Code:
ldy Direction
lda XPosition
clc
adc PosAddTbl,Y
sta XPosition
lda XPositionHigh
adc PosAddTbl,Y
sta XPositionHigh
...

PosAddTbl
.db $01, $ff
PosAddTblH:
.db $00,$ff


Though there are several things you can do to optimize this. I currently have to heavily optimize some of my AI code. If you were going to access that table a lot, you'd probably want to do something like this:

Code:
ldy Direction
lda PosAddTbl,Y
sta ZTempVar1
lda PosAddTblH,Y
sta ZTempVar2

lda XPosition
clc
adc ZTempVar1
sta XPosition
lda XPositionHigh
adc ZTempVar2
sta XPositionHigh
...

PosAddTbl
.db $01, $ff
PosAddTblH:
.db $00,$ff


Where "ZTempVar" is a temporary variable in Zero Page. If you don't have any space reserved for TempVars in ZP, I highly highly advise reserving about 8 bytes for them.

by on (#38425)
I've been debugging Balloon Fight (JU) lately. As I strongly suspected, it uses 64 bits for each of 9 characters' position and velocity, 16 bits for each coordinate:
8 bits X displacement high
8 bits X displacement low
8 bits X velocity high
8 bits X velocity low
8 bits Y displacement high
8 bits Y displacement low
8 bits Y velocity high
8 bits Y velocity low

by on (#38436)
I'm using seperate routines for updating speed, split into X and Y which can each handle negative numbers but since some entities don't move in both X/Y it makes sense to seperate them.

I'm actually using the same speed format (for enemies) as SMW since I could just grab its routine at the same time.

1 bit sign
3 bits integer
4 bits fraction

So everything fits into one byte. For the player I needed more gradual movement so I added an extra byte for some more fraction bits (currently using a 12bit value).
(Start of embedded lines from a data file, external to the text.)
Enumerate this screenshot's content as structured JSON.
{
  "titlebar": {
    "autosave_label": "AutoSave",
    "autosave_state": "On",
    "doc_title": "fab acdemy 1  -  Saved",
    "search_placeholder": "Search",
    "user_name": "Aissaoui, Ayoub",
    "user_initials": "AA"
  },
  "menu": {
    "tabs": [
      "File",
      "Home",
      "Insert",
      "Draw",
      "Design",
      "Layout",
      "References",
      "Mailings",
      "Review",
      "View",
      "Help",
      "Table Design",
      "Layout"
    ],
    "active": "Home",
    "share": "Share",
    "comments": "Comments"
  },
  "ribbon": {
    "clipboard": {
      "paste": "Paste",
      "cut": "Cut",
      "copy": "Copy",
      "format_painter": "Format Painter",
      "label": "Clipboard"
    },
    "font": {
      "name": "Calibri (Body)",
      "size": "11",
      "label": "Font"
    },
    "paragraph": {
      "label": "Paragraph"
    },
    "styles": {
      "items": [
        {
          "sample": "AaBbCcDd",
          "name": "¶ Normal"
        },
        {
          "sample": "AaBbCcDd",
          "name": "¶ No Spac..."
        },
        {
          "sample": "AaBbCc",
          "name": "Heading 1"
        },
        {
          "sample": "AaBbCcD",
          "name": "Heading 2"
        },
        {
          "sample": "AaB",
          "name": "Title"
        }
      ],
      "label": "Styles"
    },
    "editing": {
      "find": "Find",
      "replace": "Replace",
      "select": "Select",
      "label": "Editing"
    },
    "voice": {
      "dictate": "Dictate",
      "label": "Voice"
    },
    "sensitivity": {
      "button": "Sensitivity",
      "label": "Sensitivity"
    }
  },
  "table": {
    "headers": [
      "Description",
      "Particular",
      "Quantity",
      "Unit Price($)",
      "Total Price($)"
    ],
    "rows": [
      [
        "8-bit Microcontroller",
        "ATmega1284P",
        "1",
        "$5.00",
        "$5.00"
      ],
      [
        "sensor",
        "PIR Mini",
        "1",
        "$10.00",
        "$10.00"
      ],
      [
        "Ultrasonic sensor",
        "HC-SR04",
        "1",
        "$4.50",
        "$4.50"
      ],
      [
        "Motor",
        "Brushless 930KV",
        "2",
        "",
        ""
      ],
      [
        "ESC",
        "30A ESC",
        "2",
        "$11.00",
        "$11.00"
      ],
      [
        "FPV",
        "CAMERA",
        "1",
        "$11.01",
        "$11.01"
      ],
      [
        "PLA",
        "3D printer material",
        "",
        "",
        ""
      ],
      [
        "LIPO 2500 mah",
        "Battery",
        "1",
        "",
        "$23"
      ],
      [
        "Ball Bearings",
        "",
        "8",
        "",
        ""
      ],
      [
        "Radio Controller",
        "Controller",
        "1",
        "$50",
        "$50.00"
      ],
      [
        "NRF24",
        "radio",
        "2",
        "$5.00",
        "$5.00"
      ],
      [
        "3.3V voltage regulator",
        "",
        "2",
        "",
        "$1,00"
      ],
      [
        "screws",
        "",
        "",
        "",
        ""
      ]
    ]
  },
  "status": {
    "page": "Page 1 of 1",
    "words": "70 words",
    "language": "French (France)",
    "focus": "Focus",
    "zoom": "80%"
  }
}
by on (#38439)
Your idea actually sounds very practical, and something like it for my engine would be very great, actually. Currently, my game can only scroll at 8 pixels a frame at max, so I set myself a limit so that no enemy or object can move faster than 8 pixels. Also, this would be bad because a 4x4 pixel object if moving faster than 8 pixels a frame could fly through an object, which is bad if it needs to collide with it. Most objects that it'd need to collide with are at minimum 8 pixels wide, so this is good. The 3 bits integer would still allow me to keep the speed under 8 pixels a frame. Though I'm not going to use that exact format, it may give me some ideas to modify some things.